## What is needed
The lines below that include "location" are to be found and copied.

++++ The data

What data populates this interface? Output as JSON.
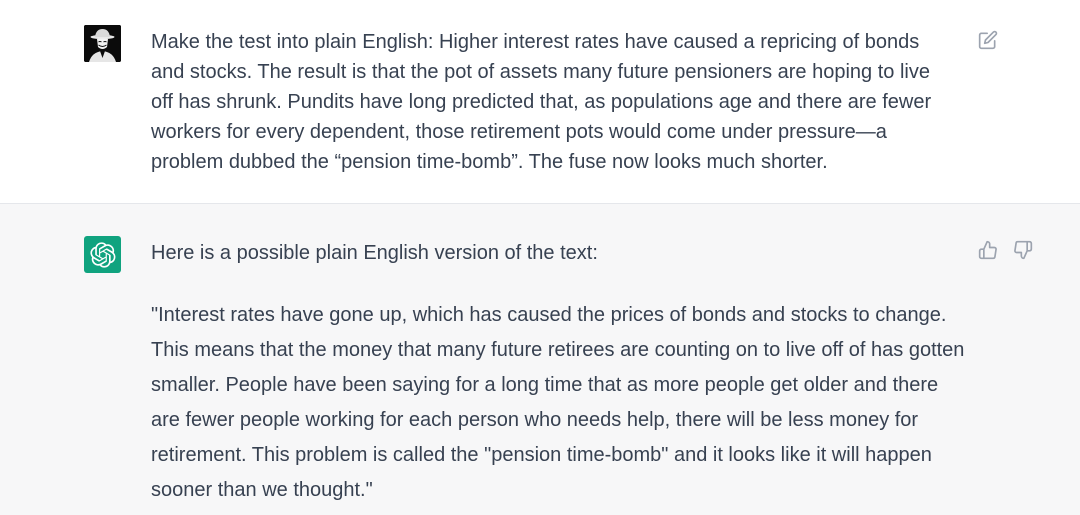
{
  "conversation": {
    "user_message": {
      "avatar_icon": "masked-figure-icon",
      "text": "Make the test into plain English: Higher interest rates have caused a repricing of bonds and stocks. The result is that the pot of assets many future pensioners are hoping to live off has shrunk. Pundits have long predicted that, as populations age and there are fewer workers for every dependent, those retirement pots would come under pressure—a problem dubbed the “pension time-bomb”. The fuse now looks much shorter.",
      "edit_icon": "edit-icon"
    },
    "assistant_message": {
      "avatar_icon": "openai-logo-icon",
      "avatar_color": "#10a37f",
      "intro": "Here is a possible plain English version of the text:",
      "body": "\"Interest rates have gone up, which has caused the prices of bonds and stocks to change. This means that the money that many future retirees are counting on to live off of has gotten smaller. People have been saying for a long time that as more people get older and there are fewer people working for each person who needs help, there will be less money for retirement. This problem is called the \"pension time-bomb\" and it looks like it will happen sooner than we thought.\"",
      "feedback": {
        "thumbs_up_icon": "thumbs-up-icon",
        "thumbs_down_icon": "thumbs-down-icon"
      }
    }
  },
  "colors": {
    "user_bg": "#ffffff",
    "assistant_bg": "#f7f7f8",
    "text": "#374151",
    "icon": "#9ca3af"
  }
}
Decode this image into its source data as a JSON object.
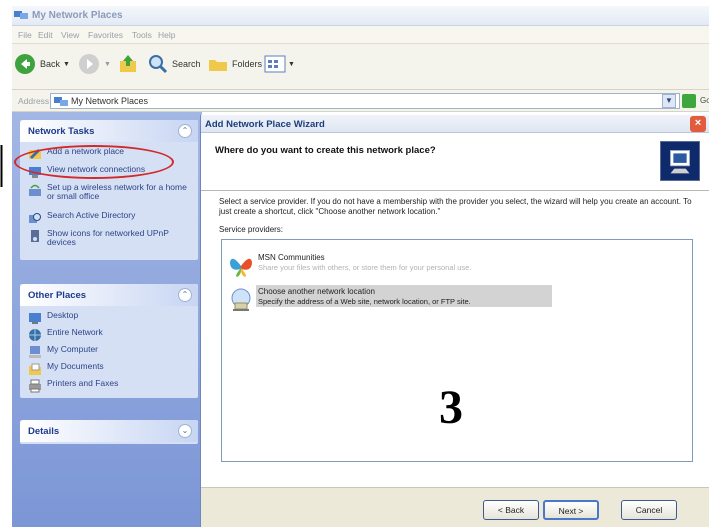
{
  "window": {
    "title": "My Network Places"
  },
  "menu": [
    "File",
    "Edit",
    "View",
    "Favorites",
    "Tools",
    "Help"
  ],
  "toolbar": {
    "back_label": "Back",
    "search_label": "Search",
    "folders_label": "Folders"
  },
  "address": {
    "label": "Address",
    "value": "My Network Places",
    "go_label": "Go"
  },
  "network_tasks": {
    "title": "Network Tasks",
    "items": [
      "Add a network place",
      "View network connections",
      "Set up a wireless network for a home or small office",
      "Search Active Directory",
      "Show icons for networked UPnP devices"
    ]
  },
  "other_places": {
    "title": "Other Places",
    "items": [
      "Desktop",
      "Entire Network",
      "My Computer",
      "My Documents",
      "Printers and Faxes"
    ]
  },
  "details": {
    "title": "Details"
  },
  "wizard": {
    "title": "Add Network Place Wizard",
    "question": "Where do you want to create this network place?",
    "description": "Select a service provider. If you do not have a membership with the provider you select, the wizard will help you create an account. To just create a shortcut, click \"Choose another network location.\"",
    "providers_label": "Service providers:",
    "providers": [
      {
        "name": "MSN Communities",
        "desc": "Share your files with others, or store them for your personal use."
      },
      {
        "name": "Choose another network location",
        "desc": "Specify the address of a Web site, network location, or FTP site."
      }
    ],
    "step_number": "3",
    "buttons": {
      "back": "< Back",
      "next": "Next >",
      "cancel": "Cancel"
    }
  },
  "colors": {
    "highlight_oval": "#d22a2a",
    "task_pane": "#7c96d6",
    "selection": "#d3d3d3"
  }
}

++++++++

## Answer section
    "description": "Select a service provider. If you do not have a membership with the provider you select, the wizard will help you create an account. To just create a shortcut, click \"Choose another network location.\"",
        "name": "Choose another network location",
        "desc": "Specify the address of a Web site, network location, or FTP site."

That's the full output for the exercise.